The contest between the United States and the Soviet Union was never a steel-eyed race between evenly matched rivals. You could find reciprocal levels of fear, but not of aspiration or envy. Russians often wanted their country to be a more equitable America; even Gus Hall, leader of the Communist Party USA, didn’t want the United States to be Russia.
Jean-Louis Cohen’s Building a New World: Amerikanizm in Russian Architecture is a luxuriantly comprehensive and engrossing examination of one aspect of this relationship, taking in everyone from Catherine the Great to Henry Ford and Buckminster Fuller. Its publication coincides with that of a more focused monograph, Katherine Zubovich’s Moscow Monumental, which documents the very Stalinist processes that left a quite American set of towers around central Moscow.

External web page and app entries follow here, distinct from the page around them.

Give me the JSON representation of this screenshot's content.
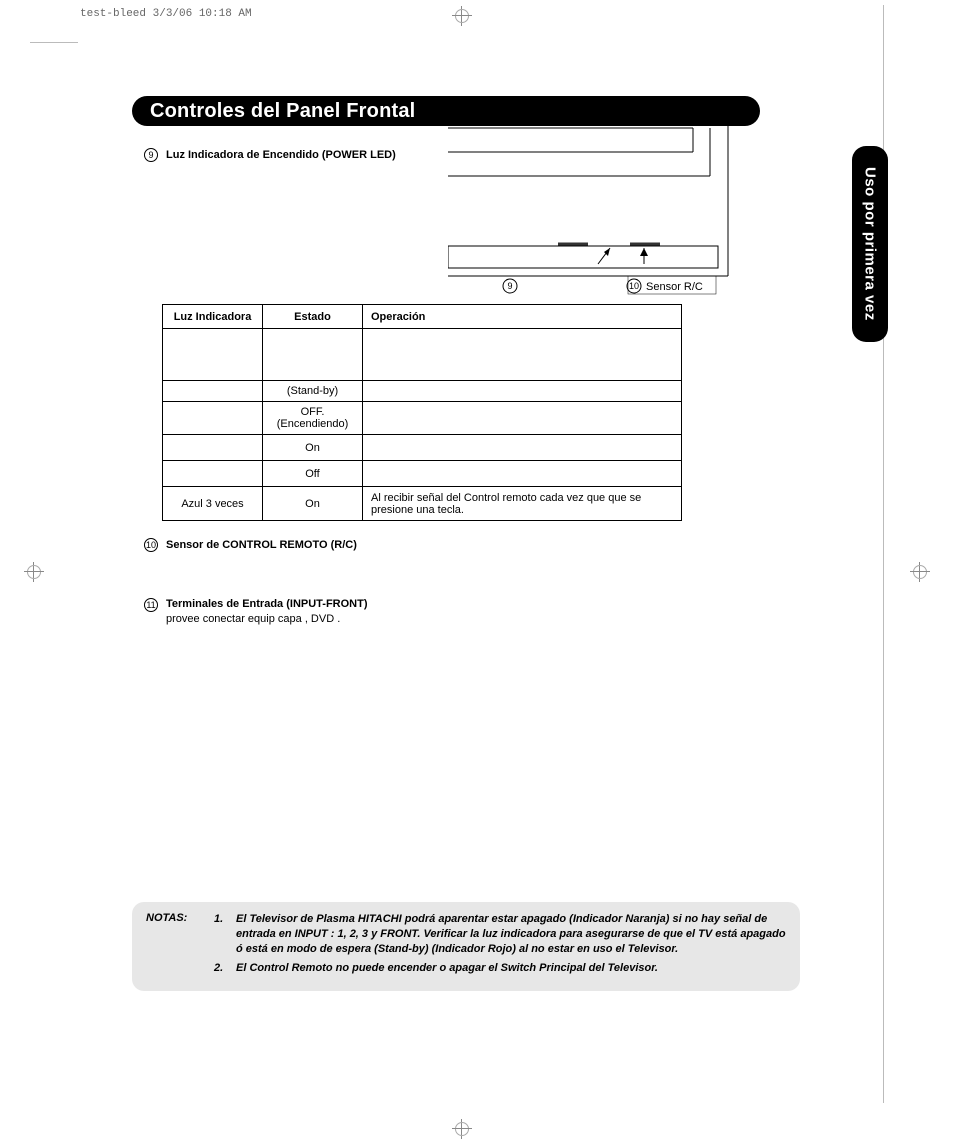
{
  "meta": {
    "header": "test-bleed  3/3/06  10:18 AM"
  },
  "title": "Controles del Panel Frontal",
  "sidetab": "Uso por primera vez",
  "item9": {
    "num": "9",
    "label": "Luz Indicadora de Encendido (POWER LED)"
  },
  "diagram": {
    "call9": "9",
    "call10": "10",
    "sensor": "Sensor R/C"
  },
  "table": {
    "h1": "Luz Indicadora",
    "h2": "Estado",
    "h3": "Operación",
    "rows": [
      {
        "luz": "",
        "est": "",
        "op": ""
      },
      {
        "luz": "",
        "est": "(Stand-by)",
        "op": ""
      },
      {
        "luz": "",
        "est": "OFF. (Encendiendo)",
        "op": ""
      },
      {
        "luz": "",
        "est": "On",
        "op": ""
      },
      {
        "luz": "",
        "est": "Off",
        "op": ""
      },
      {
        "luz": "Azul 3 veces",
        "est": "On",
        "op": "Al recibir señal del Control remoto cada vez que que se presione una tecla."
      }
    ]
  },
  "item10": {
    "num": "10",
    "label": "Sensor de CONTROL REMOTO (R/C)"
  },
  "item11": {
    "num": "11",
    "label": "Terminales de Entrada  (INPUT-FRONT)",
    "body": "provee conectar equip capa , DVD ."
  },
  "notes": {
    "label": "NOTAS:",
    "n1num": "1.",
    "n1": "El Televisor de Plasma HITACHI podrá aparentar estar apagado (Indicador Naranja) si no hay señal de entrada en INPUT : 1, 2, 3 y FRONT.  Verificar la luz indicadora para asegurarse de que el TV está apagado ó está en modo de espera (Stand-by) (Indicador Rojo) al no estar en uso el Televisor.",
    "n2num": "2.",
    "n2": "El Control Remoto no puede encender o apagar el Switch Principal del Televisor."
  }
}
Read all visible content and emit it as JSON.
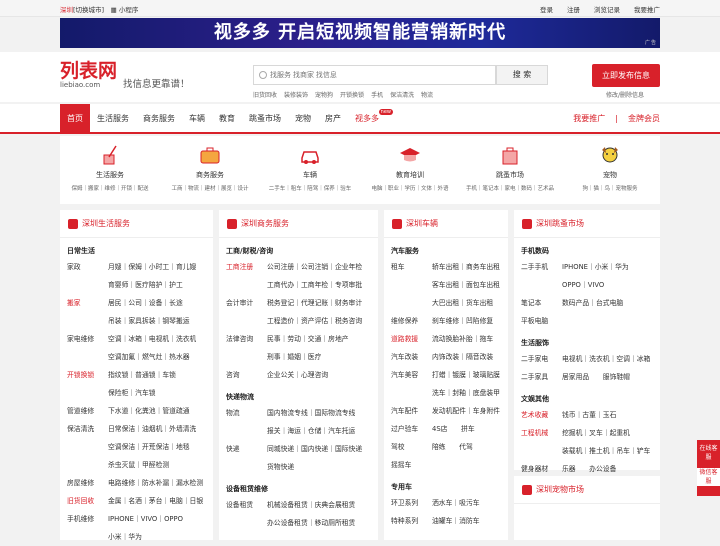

‘Amerikanizm’ is a carefully chosen term, signifying American modernity seen through Soviet eyes, particularly as it was reflected in the great mirror of Hollywood cinema. It implies an enthusiasm for the new, for the fresh start, for mechanism, Taylorism and Fordism, and for casting off neoclassical fripperies of the Old